=== WORK TO COMPLETE ===
Each record below should be reproduced as it is written, with pictures left out entirely.

——————

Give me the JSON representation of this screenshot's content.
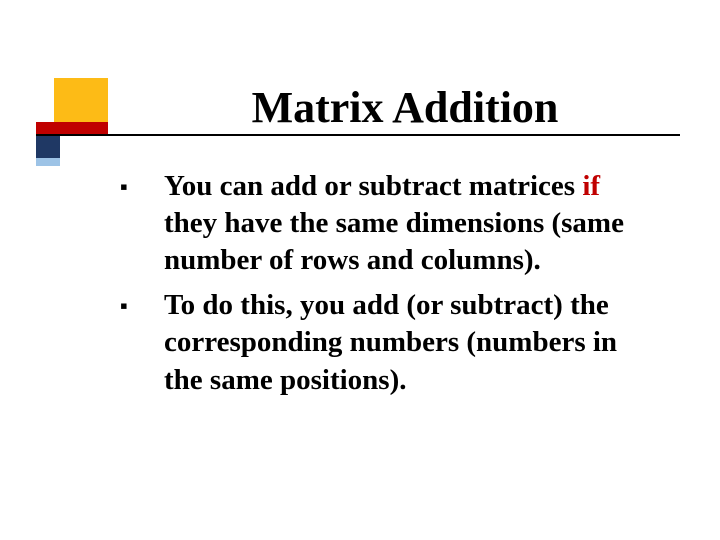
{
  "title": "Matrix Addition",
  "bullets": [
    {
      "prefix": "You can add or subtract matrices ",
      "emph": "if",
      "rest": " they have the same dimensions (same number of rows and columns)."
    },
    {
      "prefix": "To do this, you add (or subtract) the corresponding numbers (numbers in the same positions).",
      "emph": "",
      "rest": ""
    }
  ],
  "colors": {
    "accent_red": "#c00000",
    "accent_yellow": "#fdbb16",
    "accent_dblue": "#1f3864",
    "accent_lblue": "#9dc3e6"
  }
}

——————

=== RESPONSE BOX ===
Give me the JSON representation of this screenshot's content.
{
  "title": "Matrix Addition",
  "bullets": [
    {
      "prefix": "You can add or subtract matrices ",
      "emph": "if",
      "rest": " they have the same dimensions (same number of rows and columns)."
    },
    {
      "prefix": "To do this, you add (or subtract) the corresponding numbers (numbers in the same positions).",
      "emph": "",
      "rest": ""
    }
  ],
  "colors": {
    "accent_red": "#c00000",
    "accent_yellow": "#fdbb16",
    "accent_dblue": "#1f3864",
    "accent_lblue": "#9dc3e6"
  }
}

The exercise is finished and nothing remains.